“The biggest challenge facing the plant-based industry was creating a burger with the juiciness of beef without using high amounts of fat,” Heura CEO Marc Coloma told FoodNavigator. “Our innovation gives juiciness without the problems of saturated fat.”
Heura’s meat-free burger contains over 64% less fat than a traditional beef burger, he claimed. The burger also contains over 85% less saturated fat than beef and has 11.3% more protein per calorie. “Another result of having less fat is that you will have a bigger protein intake. So nutritionally, it’s a more balanced product.”
Coloma said that until now, the only way to obtain the juiciness of an animal burger in plant-based options has been to use high amounts of fat from oils. “This meant that many plant-based burgers focused only on delivering the sensorial experience of meat, while containing almost the same amount of fat as an animal burger.”
The Heura R&D team found the solution to this problem after over 1,000 trials, and the new burger achieves the perfect balance of ingredients and ambiental factors to offer the meaty and juicy experience of an animal burger with only 6.5 grams of fat.
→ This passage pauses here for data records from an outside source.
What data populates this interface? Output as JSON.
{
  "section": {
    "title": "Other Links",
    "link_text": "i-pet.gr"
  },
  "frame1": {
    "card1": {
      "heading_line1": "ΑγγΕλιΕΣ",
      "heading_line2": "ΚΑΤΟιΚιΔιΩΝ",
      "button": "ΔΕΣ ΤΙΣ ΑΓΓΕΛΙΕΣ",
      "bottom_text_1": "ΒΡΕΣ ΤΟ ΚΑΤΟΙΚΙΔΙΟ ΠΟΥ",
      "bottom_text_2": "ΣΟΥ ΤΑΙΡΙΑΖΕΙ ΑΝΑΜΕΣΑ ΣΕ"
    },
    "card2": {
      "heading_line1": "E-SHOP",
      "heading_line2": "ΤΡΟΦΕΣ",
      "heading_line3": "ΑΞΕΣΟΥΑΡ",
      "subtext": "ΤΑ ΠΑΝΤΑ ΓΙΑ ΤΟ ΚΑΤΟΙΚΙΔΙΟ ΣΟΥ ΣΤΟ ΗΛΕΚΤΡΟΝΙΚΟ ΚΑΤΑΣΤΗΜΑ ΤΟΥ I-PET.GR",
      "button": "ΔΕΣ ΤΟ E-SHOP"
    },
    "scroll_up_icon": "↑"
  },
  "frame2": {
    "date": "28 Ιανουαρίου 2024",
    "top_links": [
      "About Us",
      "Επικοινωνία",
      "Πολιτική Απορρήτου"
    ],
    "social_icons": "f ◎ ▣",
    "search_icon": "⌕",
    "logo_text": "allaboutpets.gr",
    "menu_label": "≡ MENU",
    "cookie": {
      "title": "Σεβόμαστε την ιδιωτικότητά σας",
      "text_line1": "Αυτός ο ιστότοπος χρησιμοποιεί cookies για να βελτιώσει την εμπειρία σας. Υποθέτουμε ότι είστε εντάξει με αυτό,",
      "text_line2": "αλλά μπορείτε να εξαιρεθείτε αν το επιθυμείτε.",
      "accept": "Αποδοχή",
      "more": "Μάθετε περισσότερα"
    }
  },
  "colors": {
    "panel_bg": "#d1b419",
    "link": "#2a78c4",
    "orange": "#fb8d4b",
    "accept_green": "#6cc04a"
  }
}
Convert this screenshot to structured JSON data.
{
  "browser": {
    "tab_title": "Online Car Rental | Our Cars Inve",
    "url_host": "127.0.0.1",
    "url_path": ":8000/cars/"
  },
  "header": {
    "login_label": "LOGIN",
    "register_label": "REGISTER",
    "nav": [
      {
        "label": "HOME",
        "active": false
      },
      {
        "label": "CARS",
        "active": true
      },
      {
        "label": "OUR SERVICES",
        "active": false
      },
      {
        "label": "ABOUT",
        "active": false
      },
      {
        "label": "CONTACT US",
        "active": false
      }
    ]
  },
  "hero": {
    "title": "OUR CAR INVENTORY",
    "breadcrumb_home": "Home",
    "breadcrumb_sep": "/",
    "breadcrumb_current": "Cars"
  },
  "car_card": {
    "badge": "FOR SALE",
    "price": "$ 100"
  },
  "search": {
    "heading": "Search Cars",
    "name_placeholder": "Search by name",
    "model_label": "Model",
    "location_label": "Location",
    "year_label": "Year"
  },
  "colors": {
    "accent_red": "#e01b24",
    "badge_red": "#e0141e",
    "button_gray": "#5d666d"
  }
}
Lorena Salcedo, New Product Development Manager at Heura explained: “When we visualize the fat from a burger or the coconut oil in the supermarket, they are solid. This is because they both have high contents of saturated fat. We had to reproduce that with an oil that is liquid (monounsaturated) and minimise its use to reduce the amount of fat on the burger. We have analyzed both structures separately, the beef burger one and extra virgin olive oil to get the experience of one from the nutritional values of the other. When you see the essence of what you really need it’s easy to see the most efficient way to get there.”
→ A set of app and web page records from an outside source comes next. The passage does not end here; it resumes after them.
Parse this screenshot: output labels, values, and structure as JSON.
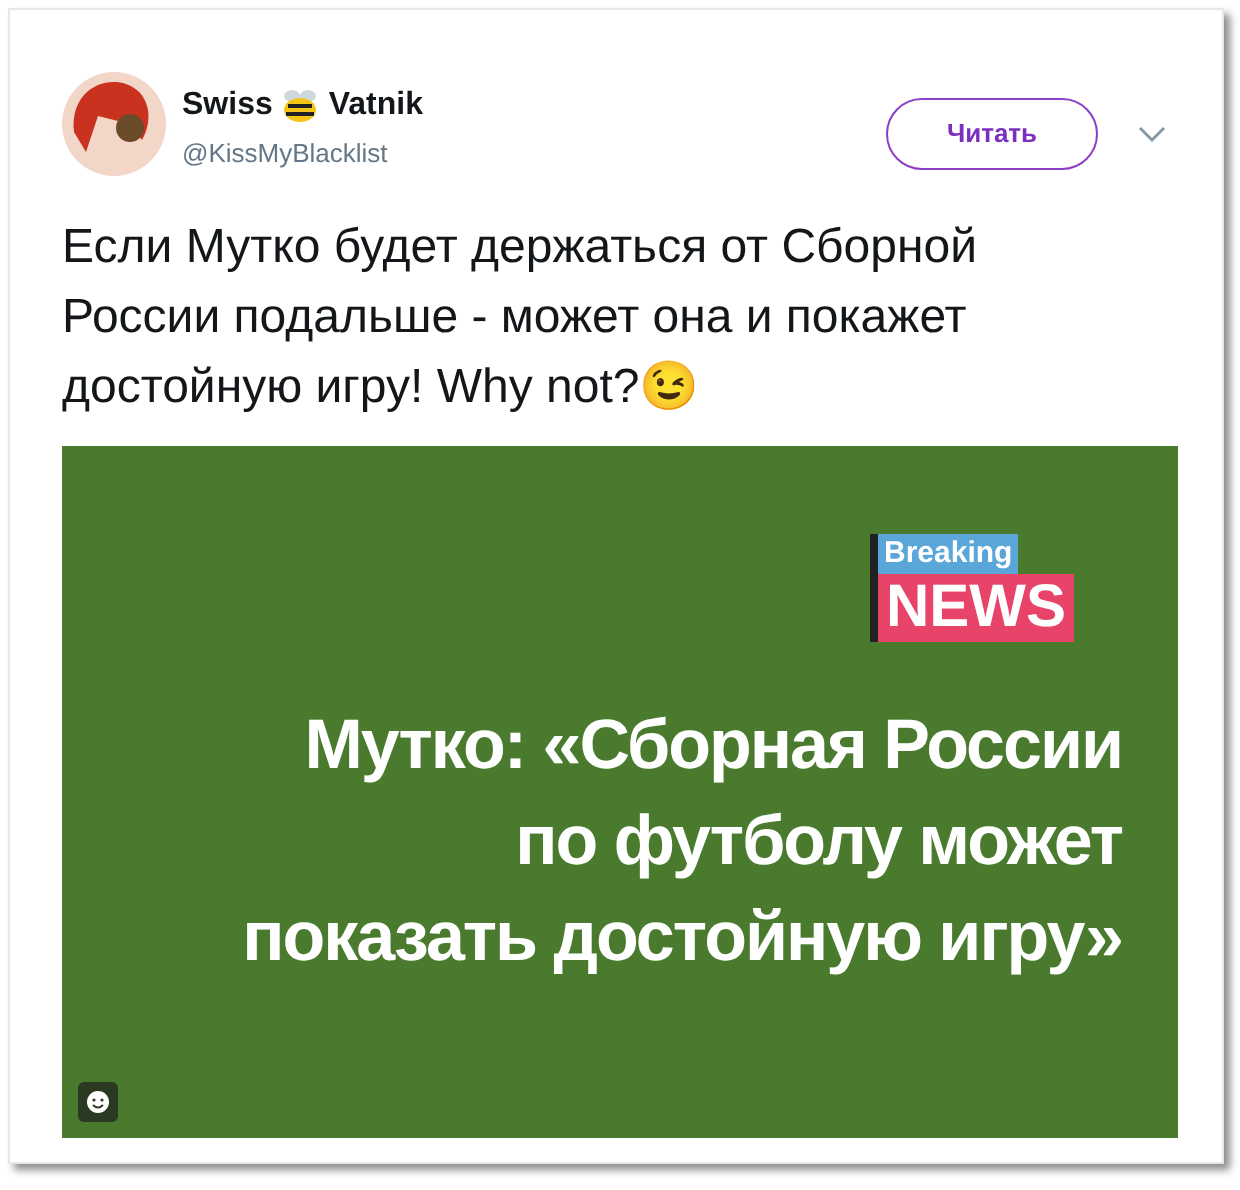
{
  "author": {
    "name_first": "Swiss",
    "name_last": "Vatnik",
    "handle": "@KissMyBlacklist"
  },
  "follow_button": {
    "label": "Читать"
  },
  "tweet_text": "Если Мутко будет держаться от Сборной России подальше - может она и покажет достойную игру! Why not?😉",
  "attached_image": {
    "badge_top": "Breaking",
    "badge_bottom": "NEWS",
    "headline_lines": [
      "Мутко: «Сборная России",
      "по футболу может",
      "показать достойную игру»"
    ]
  }
}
While the biggest impact is on juiciness, Coloma admitted colour transition, aroma and taste remain a challenge, although extra virgin olive oil notes are masked with flavouring and spices.
After launching soy-based chicken in 2017, Heura’s latest plant-based burger will launch in November. “This is an innovation we will apply in all of our beef and our pork products,” said Coloma. The company – currently present in 3,000 points of sale in Spain, Andorra, Portugal, France, the Netherlands, Singapore, Hong Kong, Chile, and the United Kingdom – also plans to launch other products using the olive oil-based analogue.